Records from a data source
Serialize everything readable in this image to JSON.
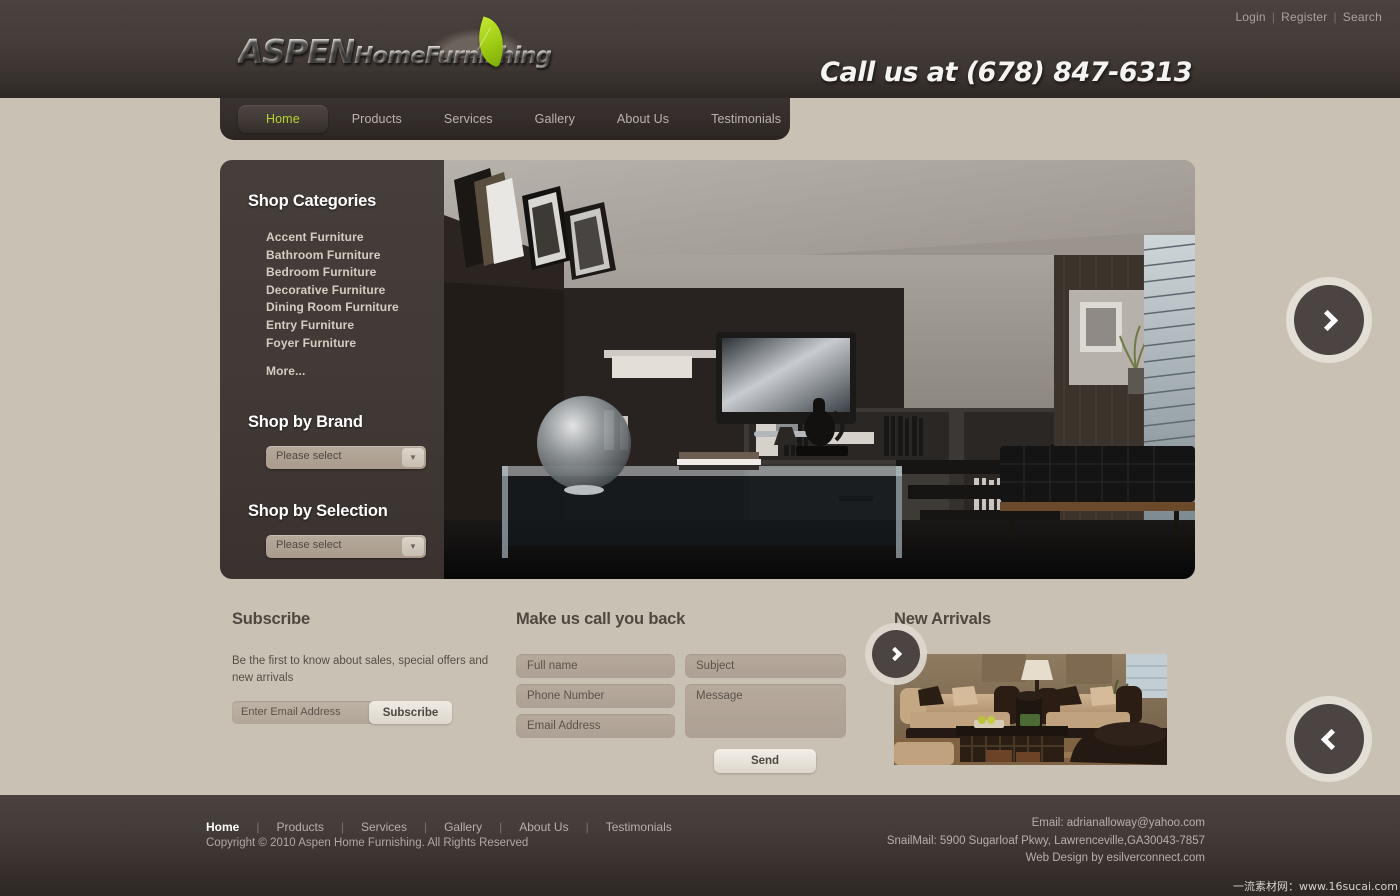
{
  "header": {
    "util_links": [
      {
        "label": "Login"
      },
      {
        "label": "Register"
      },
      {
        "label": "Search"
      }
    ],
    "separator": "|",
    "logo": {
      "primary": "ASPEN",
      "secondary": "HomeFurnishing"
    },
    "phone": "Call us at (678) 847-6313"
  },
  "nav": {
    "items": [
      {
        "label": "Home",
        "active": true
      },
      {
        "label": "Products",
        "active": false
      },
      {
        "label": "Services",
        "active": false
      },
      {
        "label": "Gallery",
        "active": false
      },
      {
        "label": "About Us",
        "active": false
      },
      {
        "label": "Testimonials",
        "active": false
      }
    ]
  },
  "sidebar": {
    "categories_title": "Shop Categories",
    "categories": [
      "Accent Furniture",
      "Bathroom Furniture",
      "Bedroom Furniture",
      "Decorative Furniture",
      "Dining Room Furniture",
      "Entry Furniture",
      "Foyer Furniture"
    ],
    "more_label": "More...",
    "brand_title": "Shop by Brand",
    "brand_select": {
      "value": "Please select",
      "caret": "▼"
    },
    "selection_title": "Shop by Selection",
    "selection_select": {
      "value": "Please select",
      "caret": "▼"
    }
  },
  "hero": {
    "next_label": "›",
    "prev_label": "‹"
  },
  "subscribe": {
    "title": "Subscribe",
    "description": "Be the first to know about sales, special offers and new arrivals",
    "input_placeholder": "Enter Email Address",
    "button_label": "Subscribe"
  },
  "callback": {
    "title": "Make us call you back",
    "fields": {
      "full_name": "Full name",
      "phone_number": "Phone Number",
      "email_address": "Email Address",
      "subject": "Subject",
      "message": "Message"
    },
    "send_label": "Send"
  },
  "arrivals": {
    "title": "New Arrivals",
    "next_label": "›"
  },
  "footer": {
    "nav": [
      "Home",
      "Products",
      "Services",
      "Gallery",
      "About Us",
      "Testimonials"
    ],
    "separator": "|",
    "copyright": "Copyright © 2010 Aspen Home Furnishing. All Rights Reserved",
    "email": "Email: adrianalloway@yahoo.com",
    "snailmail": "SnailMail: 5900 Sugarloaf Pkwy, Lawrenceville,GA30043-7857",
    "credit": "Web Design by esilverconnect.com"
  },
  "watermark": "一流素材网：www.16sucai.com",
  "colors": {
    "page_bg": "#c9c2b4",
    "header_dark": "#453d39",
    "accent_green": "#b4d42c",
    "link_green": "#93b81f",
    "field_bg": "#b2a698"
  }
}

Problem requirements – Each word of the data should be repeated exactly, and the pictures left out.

Solution for this exercise –
Serialize everything readable in this image to JSON.
{
  "header": {
    "util_links": [
      {
        "label": "Login"
      },
      {
        "label": "Register"
      },
      {
        "label": "Search"
      }
    ],
    "separator": "|",
    "logo": {
      "primary": "ASPEN",
      "secondary": "HomeFurnishing"
    },
    "phone": "Call us at (678) 847-6313"
  },
  "nav": {
    "items": [
      {
        "label": "Home",
        "active": true
      },
      {
        "label": "Products",
        "active": false
      },
      {
        "label": "Services",
        "active": false
      },
      {
        "label": "Gallery",
        "active": false
      },
      {
        "label": "About Us",
        "active": false
      },
      {
        "label": "Testimonials",
        "active": false
      }
    ]
  },
  "sidebar": {
    "categories_title": "Shop Categories",
    "categories": [
      "Accent Furniture",
      "Bathroom Furniture",
      "Bedroom Furniture",
      "Decorative Furniture",
      "Dining Room Furniture",
      "Entry Furniture",
      "Foyer Furniture"
    ],
    "more_label": "More...",
    "brand_title": "Shop by Brand",
    "brand_select": {
      "value": "Please select",
      "caret": "▼"
    },
    "selection_title": "Shop by Selection",
    "selection_select": {
      "value": "Please select",
      "caret": "▼"
    }
  },
  "hero": {
    "next_label": "›",
    "prev_label": "‹"
  },
  "subscribe": {
    "title": "Subscribe",
    "description": "Be the first to know about sales, special offers and new arrivals",
    "input_placeholder": "Enter Email Address",
    "button_label": "Subscribe"
  },
  "callback": {
    "title": "Make us call you back",
    "fields": {
      "full_name": "Full name",
      "phone_number": "Phone Number",
      "email_address": "Email Address",
      "subject": "Subject",
      "message": "Message"
    },
    "send_label": "Send"
  },
  "arrivals": {
    "title": "New Arrivals",
    "next_label": "›"
  },
  "footer": {
    "nav": [
      "Home",
      "Products",
      "Services",
      "Gallery",
      "About Us",
      "Testimonials"
    ],
    "separator": "|",
    "copyright": "Copyright © 2010 Aspen Home Furnishing. All Rights Reserved",
    "email": "Email: adrianalloway@yahoo.com",
    "snailmail": "SnailMail: 5900 Sugarloaf Pkwy, Lawrenceville,GA30043-7857",
    "credit": "Web Design by esilverconnect.com"
  },
  "watermark": "一流素材网：www.16sucai.com",
  "colors": {
    "page_bg": "#c9c2b4",
    "header_dark": "#453d39",
    "accent_green": "#b4d42c",
    "link_green": "#93b81f",
    "field_bg": "#b2a698"
  }
}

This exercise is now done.